Mrs. B (she hates the name of Butcher) is fast approaching 50, and
Ruthie's return and the state of her marriage provoke her to some
unaccustomed self-reflection. Much like Flaubert's heroine, Mrs.
B's longings are diffuse but bounded by the assumptions of her
social circle. And without ever losing sympathy for Mrs. B and her
family, the novel asks some tough questions about what resources
Mrs. B. can bring to her "issues" and how she can find meaning in
her life. And what of Ruthie? Can her greater openness to the
island challenge her easy acceptance of privilege? Behind both
women is the complex and fascinating figure of Aunt Claire, the
family's reader, who has provided the only real nurture in Mrs. B's
life. Can she do the same for Ruthie? But, then, how far does her
deep immersion in books really equip her for 21st-century
About the Author
Elizabeth Walcott-Hackshaw is a senior lecturer
in French and Francophone literatures in the Department of Modern
Languages and Linguistics at the University of the West Indies-St.
Augustine.

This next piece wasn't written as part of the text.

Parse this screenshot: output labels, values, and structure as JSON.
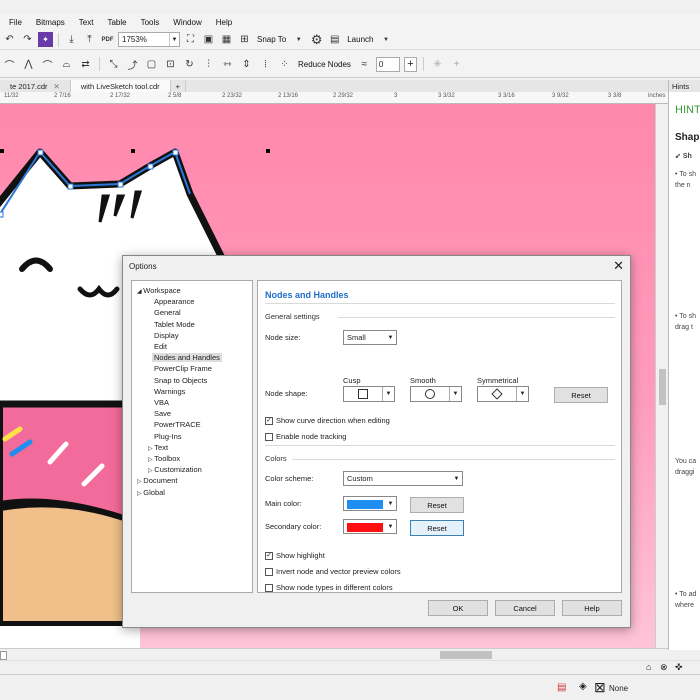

Her publications include Border Crossings: A
Trilingual Anthology of Caribbean Women Writers, coedited with
Nicole Roberts; Echoes of the Haitian Revolution
1804-2004; and Reinterpreting the Haitian Revolution and
Its Cultural Aftershocks (1804-2004), coedited with Martin